* REQUIRED ACTION *
Go through the entries below and copy every line that holds the word "стримера".

* AVAILABLE DATA *

*** Block opens ***

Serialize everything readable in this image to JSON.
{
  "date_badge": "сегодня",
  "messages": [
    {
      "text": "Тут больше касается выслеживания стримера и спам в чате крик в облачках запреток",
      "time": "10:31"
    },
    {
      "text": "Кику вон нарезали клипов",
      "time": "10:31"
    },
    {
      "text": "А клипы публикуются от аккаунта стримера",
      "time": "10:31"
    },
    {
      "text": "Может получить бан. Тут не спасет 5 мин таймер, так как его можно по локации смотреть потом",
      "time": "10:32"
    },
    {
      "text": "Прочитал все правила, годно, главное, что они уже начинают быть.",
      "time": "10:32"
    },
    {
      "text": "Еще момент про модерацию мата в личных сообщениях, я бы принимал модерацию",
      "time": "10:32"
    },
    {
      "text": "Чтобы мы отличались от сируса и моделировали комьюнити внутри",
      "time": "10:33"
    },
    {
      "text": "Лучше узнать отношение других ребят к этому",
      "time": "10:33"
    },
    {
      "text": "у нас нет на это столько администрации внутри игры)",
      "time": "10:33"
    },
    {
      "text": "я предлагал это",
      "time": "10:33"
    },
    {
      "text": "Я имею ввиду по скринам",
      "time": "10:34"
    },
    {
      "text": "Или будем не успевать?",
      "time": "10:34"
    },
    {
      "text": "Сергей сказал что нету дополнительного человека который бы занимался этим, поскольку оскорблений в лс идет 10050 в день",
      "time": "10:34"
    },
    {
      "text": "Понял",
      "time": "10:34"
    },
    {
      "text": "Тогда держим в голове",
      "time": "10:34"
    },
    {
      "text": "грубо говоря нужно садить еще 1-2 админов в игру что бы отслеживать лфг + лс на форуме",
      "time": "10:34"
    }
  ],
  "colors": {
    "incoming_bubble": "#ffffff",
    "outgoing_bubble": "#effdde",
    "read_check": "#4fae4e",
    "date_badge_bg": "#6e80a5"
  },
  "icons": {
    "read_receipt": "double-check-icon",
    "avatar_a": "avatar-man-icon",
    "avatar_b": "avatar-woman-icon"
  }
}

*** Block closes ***

* EXPECTED ANSWER *
      "text": "Тут больше касается выслеживания стримера и спам в чате крик в облачках запреток",
      "text": "А клипы публикуются от аккаунта стримера",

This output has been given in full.